“With an effective shutdown in non-essential manufacturing, we experienced a number of production delays in bringing our product to market, which left our capital tied up much longer than expected,” she explains. “However, what seems to stand out is that consumers are looking to support authentic and local, home-grown businesses more than ever before and the region has shifted its purchasing habits online. As a UAE-based e-commerce start-up, we hope to capitalise on that shift in consumer behaviour.”
The brand has a charitable element, too. Dh10 from every order is donated to Gold Standard, a World Wide Fund for Nature non-profit organisation.
Madi International’s report suggests that consumers are hesitant to spend on luxury beauty products at present. “The pandemic has highlighted the important aspects of our lives and made us question superficialities,” says Hanbury. “As a result, more people are naturally drawn to authentic beauty brands that are backed with good ethics and values. Customers like to know they’re supporting brands that care, and that their money is benefiting a wider cause.”
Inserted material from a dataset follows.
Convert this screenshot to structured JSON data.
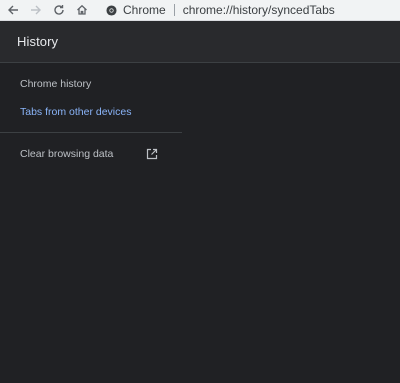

In January, Dubai residents Priya Judge and Gayatri Sagar launched The Dubai Dolls – a toxin and cruelty-free, socially responsible lipstick brand with 100 per cent recyclable packaging. Two per cent of sales is donated to the education and nutrition of young girls from underprivileged and impoverished backgrounds.
"In February, Covid-19 took us all by storm, but with the change in consumer mindset, we quickly realised The Dubai Dolls was positioned well to conquer the new normal," says Sagar. "Our initial response to the pandemic was to donate 100 per cent of our sales towards providing gloves, hand sanitisers and soaps to the less fortunate."
While their new beauty businesses may have had a rocky start, these UAE entrepreneurs remain positive and hopeful for the remainder of the year. Pasha says 2020 is a year of “self-reflection and change”, while Hanbury calls it “the year of uncertainty”. Judge, meanwhile, calls it a “rollercoaster” and emphasises the role that cosmetics can play during this tumultuous time.
“In moments of despair, make-up, beauty, self-care and self-love can be so rewarding.”